So… are stock investors smarter than everyone else… or are they just gunning the market on low volume yet again regardless of reality? We’ll find out this week once we get past the Fed FOMC and Europe’s decision on Greece.
This is not the rumor that the central planning doctor ordered. This time from Dow Jones:
- No Intention By Euro Zone, IMF To Give More Money To Greece, Say Dow Jones Sources -DJ
- Major Greece creditors made clear EUR130 bn bailout loan "won't be increased by a single euro" - DJ
It remains to be clear if Greece will even get the €130 billion loan still, but that is a different story. EURUSD, and stocks, not happy.
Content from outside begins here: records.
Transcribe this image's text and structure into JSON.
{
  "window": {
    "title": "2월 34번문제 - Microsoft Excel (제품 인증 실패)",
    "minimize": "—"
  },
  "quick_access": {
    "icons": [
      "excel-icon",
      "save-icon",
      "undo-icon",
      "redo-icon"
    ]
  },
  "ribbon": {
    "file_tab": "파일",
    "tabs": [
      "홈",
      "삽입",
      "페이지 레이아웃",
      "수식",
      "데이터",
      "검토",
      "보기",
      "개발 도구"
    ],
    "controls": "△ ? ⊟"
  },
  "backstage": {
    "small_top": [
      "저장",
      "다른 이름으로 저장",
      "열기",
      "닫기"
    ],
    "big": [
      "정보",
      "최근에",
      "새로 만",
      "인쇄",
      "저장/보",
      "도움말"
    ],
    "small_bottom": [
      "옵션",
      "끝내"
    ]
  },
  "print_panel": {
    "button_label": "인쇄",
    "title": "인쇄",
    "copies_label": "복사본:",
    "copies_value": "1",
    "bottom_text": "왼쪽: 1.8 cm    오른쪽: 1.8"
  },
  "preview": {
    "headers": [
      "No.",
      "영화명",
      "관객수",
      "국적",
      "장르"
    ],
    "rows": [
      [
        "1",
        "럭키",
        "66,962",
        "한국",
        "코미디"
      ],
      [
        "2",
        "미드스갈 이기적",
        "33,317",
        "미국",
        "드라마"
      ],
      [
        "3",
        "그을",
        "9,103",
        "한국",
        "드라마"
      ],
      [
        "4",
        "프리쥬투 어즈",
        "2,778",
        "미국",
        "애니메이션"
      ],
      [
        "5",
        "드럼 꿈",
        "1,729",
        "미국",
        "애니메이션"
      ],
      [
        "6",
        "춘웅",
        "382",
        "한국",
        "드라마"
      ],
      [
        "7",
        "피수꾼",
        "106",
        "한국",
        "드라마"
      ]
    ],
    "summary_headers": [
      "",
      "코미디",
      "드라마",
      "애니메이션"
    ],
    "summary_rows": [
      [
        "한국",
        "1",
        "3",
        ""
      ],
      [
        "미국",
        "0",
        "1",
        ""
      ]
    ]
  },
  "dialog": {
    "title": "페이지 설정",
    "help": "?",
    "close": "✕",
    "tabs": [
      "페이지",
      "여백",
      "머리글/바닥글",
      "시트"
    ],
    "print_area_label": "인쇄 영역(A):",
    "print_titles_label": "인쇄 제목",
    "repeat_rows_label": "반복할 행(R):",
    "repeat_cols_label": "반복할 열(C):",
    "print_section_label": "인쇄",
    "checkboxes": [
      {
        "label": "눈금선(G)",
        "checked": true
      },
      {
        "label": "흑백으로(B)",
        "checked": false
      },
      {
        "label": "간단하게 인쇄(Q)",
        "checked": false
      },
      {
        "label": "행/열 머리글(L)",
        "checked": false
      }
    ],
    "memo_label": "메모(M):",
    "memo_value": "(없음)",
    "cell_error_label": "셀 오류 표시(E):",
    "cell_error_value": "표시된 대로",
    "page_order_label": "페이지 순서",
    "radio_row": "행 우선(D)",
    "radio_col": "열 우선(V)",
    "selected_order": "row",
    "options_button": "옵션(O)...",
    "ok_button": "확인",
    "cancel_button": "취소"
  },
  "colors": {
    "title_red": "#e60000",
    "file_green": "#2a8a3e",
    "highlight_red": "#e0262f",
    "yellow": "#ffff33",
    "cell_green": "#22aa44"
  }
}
As we wait for more IIF announcements about the Greek Private Sector Involvement (PSI), Greek CDS remains bid above 60 points up front. For a contract that is about to be "worthless", this seems to have a lot of value. Why would Greek CDS still be so well bid? Whether it is stubbornness, stupidity, or more simply a reality check on the IIF's negotiating power (just how many bonds do they speak for?) and the future unsustainability of Greek debt anyway, it seems that an impressive immediate exchange of all Greek debt with at least a 50% notional reduction, 30 year maturity, and low coupon is pretty well priced in (away from actual Greek bonds that is). Anything less is likely to disappoint the market as the realization that nothing is fixed sinks in, and that this may not even take near term "hard default" off the table (this PSI is a default no matter how it is spun even if it isn't a Credit Event).
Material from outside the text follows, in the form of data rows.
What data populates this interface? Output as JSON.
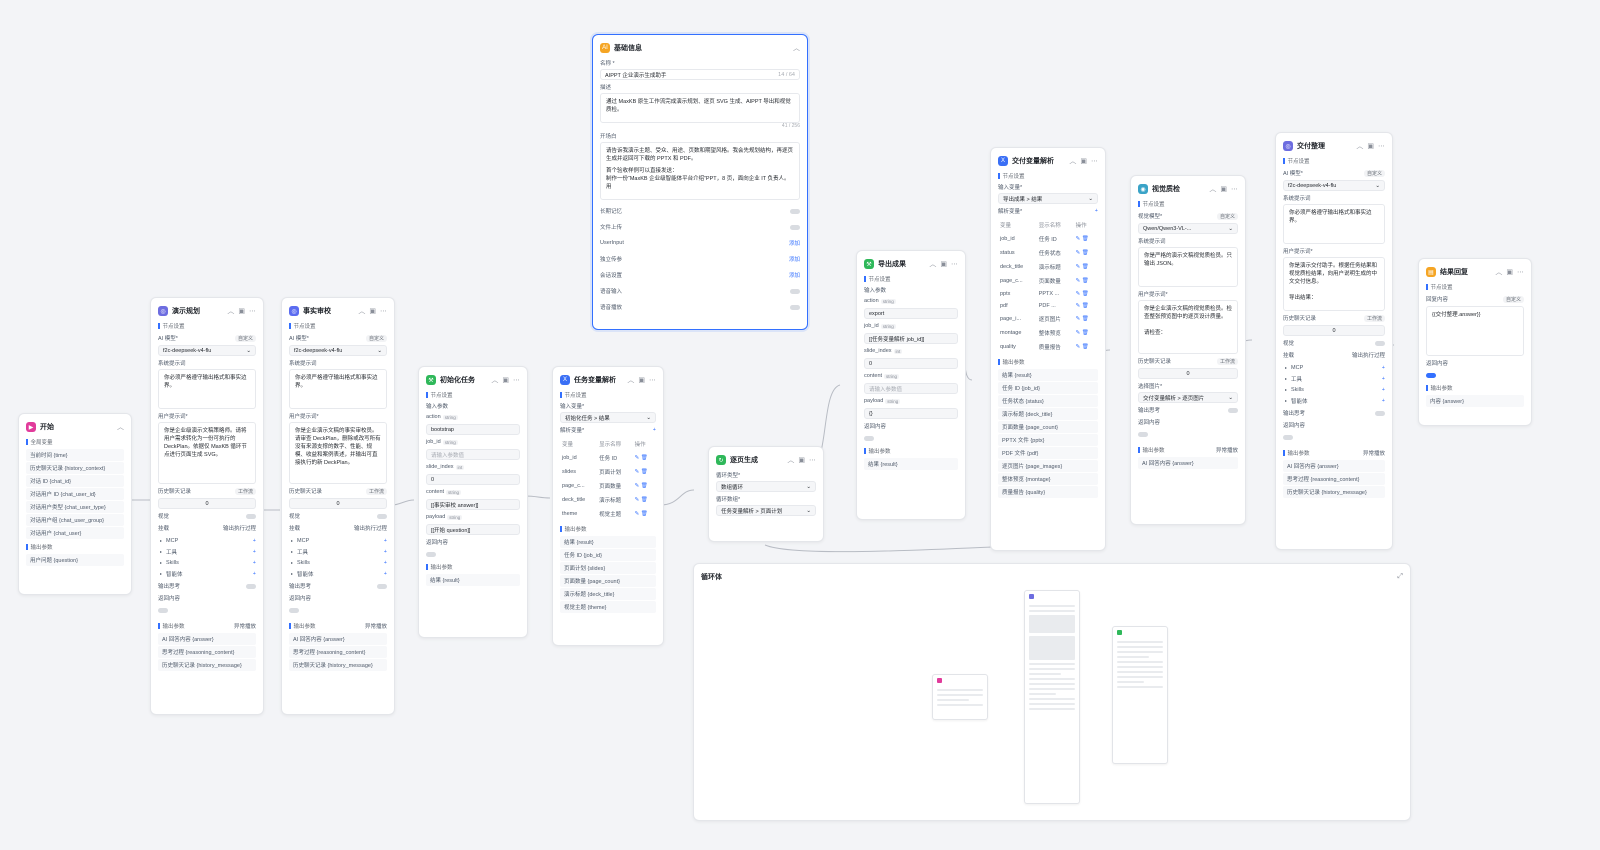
{
  "colors": {
    "accent": "#3370ff",
    "start": "#e13b9b",
    "ai": "#6d6de0",
    "fact": "#5b6cf0",
    "init": "#2fb85a",
    "var": "#3a6ff5",
    "export": "#2fb85a",
    "page": "#2fb85a",
    "base": "#f5a524",
    "deliver": "#3a6ff5",
    "visual": "#3aa3c7",
    "deliver2": "#6d6de0",
    "result": "#f5a524"
  },
  "start": {
    "title": "开始",
    "sec_global": "全局变量",
    "vars": [
      "当前时间 {time}",
      "历史聊天记录 {history_context}",
      "对话 ID {chat_id}",
      "对话用户 ID {chat_user_id}",
      "对话用户类型 {chat_user_type}",
      "对话用户组 {chat_user_group}",
      "对话用户 {chat_user}"
    ],
    "sec_out": "输出参数",
    "out": [
      "用户问题 {question}"
    ]
  },
  "plan": {
    "title": "演示规划",
    "sec_node": "节点设置",
    "model_label": "AI 模型*",
    "model_tag": "自定义",
    "model": "f2c-deepseek-v4-flu",
    "sys_label": "系统提示词",
    "sys": "你必须严格遵守输出格式和事实边界。",
    "user_label": "用户提示词*",
    "user": "你是企业级演示文稿策略师。请将用户需求转化为一份可执行的 DeckPlan。依据仅 MaxKB 循环节点进行页面生成 SVG。",
    "hist_label": "历史聊天记录",
    "hist_mode": "工作流",
    "hist_val": "0",
    "vision": "视觉",
    "mount": "挂载",
    "exec_label": "输出执行过程",
    "tools": [
      "MCP",
      "工具",
      "Skills",
      "智能体"
    ],
    "think": "输出思考",
    "ret": "返回内容",
    "sec_out": "输出参数",
    "stream": "异常播放",
    "out": [
      "AI 回答内容 {answer}",
      "思考过程 {reasoning_content}",
      "历史聊天记录 {history_message}"
    ]
  },
  "fact": {
    "title": "事实审校",
    "sec_node": "节点设置",
    "model_label": "AI 模型*",
    "model_tag": "自定义",
    "model": "f2c-deepseek-v4-flu",
    "sys_label": "系统提示词",
    "sys": "你必须严格遵守输出格式和事实边界。",
    "user_label": "用户提示词*",
    "user": "你是企业演示文稿的事实审校员。请审查 DeckPlan，删除或改写所有没有来源支撑的数字、性能、规模、收益和案例表述，并输出可直接执行的新 DeckPlan。",
    "hist_label": "历史聊天记录",
    "hist_mode": "工作流",
    "hist_val": "0",
    "vision": "视觉",
    "mount": "挂载",
    "exec_label": "输出执行过程",
    "tools": [
      "MCP",
      "工具",
      "Skills",
      "智能体"
    ],
    "think": "输出思考",
    "ret": "返回内容",
    "sec_out": "输出参数",
    "stream": "异常播放",
    "out": [
      "AI 回答内容 {answer}",
      "思考过程 {reasoning_content}",
      "历史聊天记录 {history_message}"
    ]
  },
  "init": {
    "title": "初始化任务",
    "sec_node": "节点设置",
    "sec_in": "输入参数",
    "params": [
      {
        "name": "action",
        "type": "string",
        "value": "bootstrap",
        "ph": false
      },
      {
        "name": "job_id",
        "type": "string",
        "value": "请输入参数值",
        "ph": true
      },
      {
        "name": "slide_index",
        "type": "int",
        "value": "0",
        "ph": false
      },
      {
        "name": "content",
        "type": "string",
        "value": "[[事实审校 answer]]",
        "ph": false
      },
      {
        "name": "payload",
        "type": "string",
        "value": "[[开始 question]]",
        "ph": false
      }
    ],
    "ret": "返回内容",
    "sec_out": "输出参数",
    "out": [
      "结果 {result}"
    ]
  },
  "taskvar": {
    "title": "任务变量解析",
    "sec_node": "节点设置",
    "in_label": "输入变量*",
    "in_val": "初始化任务 > 结果",
    "parse_label": "解析变量*",
    "cols": [
      "变量",
      "显示名称",
      "操作"
    ],
    "rows": [
      [
        "job_id",
        "任务 ID"
      ],
      [
        "slides",
        "页面计划"
      ],
      [
        "page_c...",
        "页面数量"
      ],
      [
        "deck_title",
        "演示标题"
      ],
      [
        "theme",
        "视觉主题"
      ]
    ],
    "sec_out": "输出参数",
    "out": [
      "结果 {result}",
      "任务 ID {job_id}",
      "页面计划 {slides}",
      "页面数量 {page_count}",
      "演示标题 {deck_title}",
      "视觉主题 {theme}"
    ]
  },
  "pagegen": {
    "title": "逐页生成",
    "loop_label": "循环类型*",
    "loop_val": "数组循环",
    "arr_label": "循环数组*",
    "arr_val": "任务变量解析 > 页面计划"
  },
  "export": {
    "title": "导出成果",
    "sec_node": "节点设置",
    "sec_in": "输入参数",
    "params": [
      {
        "name": "action",
        "type": "string",
        "value": "export",
        "ph": false
      },
      {
        "name": "job_id",
        "type": "string",
        "value": "[[任务变量解析 job_id]]",
        "ph": false
      },
      {
        "name": "slide_index",
        "type": "int",
        "value": "0",
        "ph": false
      },
      {
        "name": "content",
        "type": "string",
        "value": "请输入参数值",
        "ph": true
      },
      {
        "name": "payload",
        "type": "string",
        "value": "{}",
        "ph": false
      }
    ],
    "ret": "返回内容",
    "sec_out": "输出参数",
    "out": [
      "结果 {result}"
    ]
  },
  "base": {
    "title": "基础信息",
    "name_label": "名称 *",
    "name": "AIPPT 企业演示生成助手",
    "name_count": "14 / 64",
    "desc_label": "描述",
    "desc": "通过 MaxKB 原生工作流完成演示规划、逐页 SVG 生成、AIPPT 导出和视觉质检。",
    "desc_count": "41 / 256",
    "open_label": "开场白",
    "open": "请告诉我演示主题、受众、用途、页数和期望风格。我会先规划结构，再逐页生成并返回可下载的 PPTX 和 PDF。",
    "open2": "首个验收样例可以直接发送：",
    "open3": "制作一份“MaxKB 企业级智能体平台介绍”PPT，8 页，面向企业 IT 负责人。用",
    "toggles": [
      {
        "label": "长期记忆",
        "on": false
      },
      {
        "label": "文件上传",
        "on": false
      }
    ],
    "adds": [
      {
        "label": "UserInput",
        "add": "添加"
      },
      {
        "label": "独立传参",
        "add": "添加"
      },
      {
        "label": "会话设置",
        "add": "添加"
      }
    ],
    "toggles2": [
      {
        "label": "语音输入",
        "on": false
      },
      {
        "label": "语音播放",
        "on": false
      }
    ]
  },
  "deliver": {
    "title": "交付变量解析",
    "sec_node": "节点设置",
    "in_label": "输入变量*",
    "in_val": "导出成果 > 结果",
    "parse_label": "解析变量*",
    "cols": [
      "变量",
      "显示名称",
      "操作"
    ],
    "rows": [
      [
        "job_id",
        "任务 ID"
      ],
      [
        "status",
        "任务状态"
      ],
      [
        "deck_title",
        "演示标题"
      ],
      [
        "page_c...",
        "页面数量"
      ],
      [
        "pptx",
        "PPTX ..."
      ],
      [
        "pdf",
        "PDF ..."
      ],
      [
        "page_i...",
        "逐页图片"
      ],
      [
        "montage",
        "整体预览"
      ],
      [
        "quality",
        "质量报告"
      ]
    ],
    "sec_out": "输出参数",
    "out": [
      "结果 {result}",
      "任务 ID {job_id}",
      "任务状态 {status}",
      "演示标题 {deck_title}",
      "页面数量 {page_count}",
      "PPTX 文件 {pptx}",
      "PDF 文件 {pdf}",
      "逐页图片 {page_images}",
      "整体预览 {montage}",
      "质量报告 {quality}"
    ]
  },
  "visual": {
    "title": "视觉质检",
    "sec_node": "节点设置",
    "model_label": "视觉模型*",
    "model_tag": "自定义",
    "model": "Qwen/Qwen3-VL-...",
    "sys_label": "系统提示词",
    "sys": "你是严格的演示文稿视觉质检员。只输出 JSON。",
    "user_label": "用户提示词*",
    "user": "你是企业演示文稿的视觉质检员。检查整张预览图中的逐页设计质量。\n\n请检查：",
    "hist_label": "历史聊天记录",
    "hist_mode": "工作流",
    "hist_val": "0",
    "img_label": "选择图片*",
    "img_val": "交付变量解析 > 逐页图片",
    "think": "输出思考",
    "ret": "返回内容",
    "sec_out": "输出参数",
    "stream": "异常播放",
    "out": [
      "AI 回答内容 {answer}"
    ]
  },
  "deliver2": {
    "title": "交付整理",
    "sec_node": "节点设置",
    "model_label": "AI 模型*",
    "model_tag": "自定义",
    "model": "f2c-deepseek-v4-flu",
    "sys_label": "系统提示词",
    "sys": "你必须严格遵守输出格式和事实边界。",
    "user_label": "用户提示词*",
    "user": "你是演示交付助手。根据任务结果和视觉质检结果，向用户说明生成的中文交付信息。\n\n导出结果：",
    "hist_label": "历史聊天记录",
    "hist_mode": "工作流",
    "hist_val": "0",
    "vision": "视觉",
    "mount": "挂载",
    "exec_label": "输出执行过程",
    "tools": [
      "MCP",
      "工具",
      "Skills",
      "智能体"
    ],
    "think": "输出思考",
    "ret": "返回内容",
    "sec_out": "输出参数",
    "stream": "异常播放",
    "out": [
      "AI 回答内容 {answer}",
      "思考过程 {reasoning_content}",
      "历史聊天记录 {history_message}"
    ]
  },
  "result": {
    "title": "结果回复",
    "sec_node": "节点设置",
    "reply_label": "回复内容",
    "reply_tag": "自定义",
    "reply": "{{交付整理.answer}}",
    "ret": "返回内容",
    "sec_out": "输出参数",
    "out": [
      "内容 {answer}"
    ]
  },
  "loop": {
    "title": "循环体"
  }
}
Reuters report that the EU has agreed to freeze the assets of the Iranian central bank and ban all trade in gold and other precious metals with the Iranian Central Bank and other public bodies in Iran. According to IMF data, at the last official count (in 1996), Iran had reserves of just over 168 tonnes of gold. The FT reported in March 2011 that Iran has bought large amounts of bullion on the international market to diversify away from the dollar, citing a senior Bank of England official. Currency wars continue and are deepening. Many Asian markets are closed for the Lunar New Year holiday which has led to lower volumes. Of note was there was an unusual burst of gold futures buying on the TOCOM in Japan, which has helped the cash market to breach resistance at $1,666 an ounce. Investors are also waiting for euro zone finance ministers to decide the terms of a Greek debt restructuring later today. This would be the second bailout package for Greece.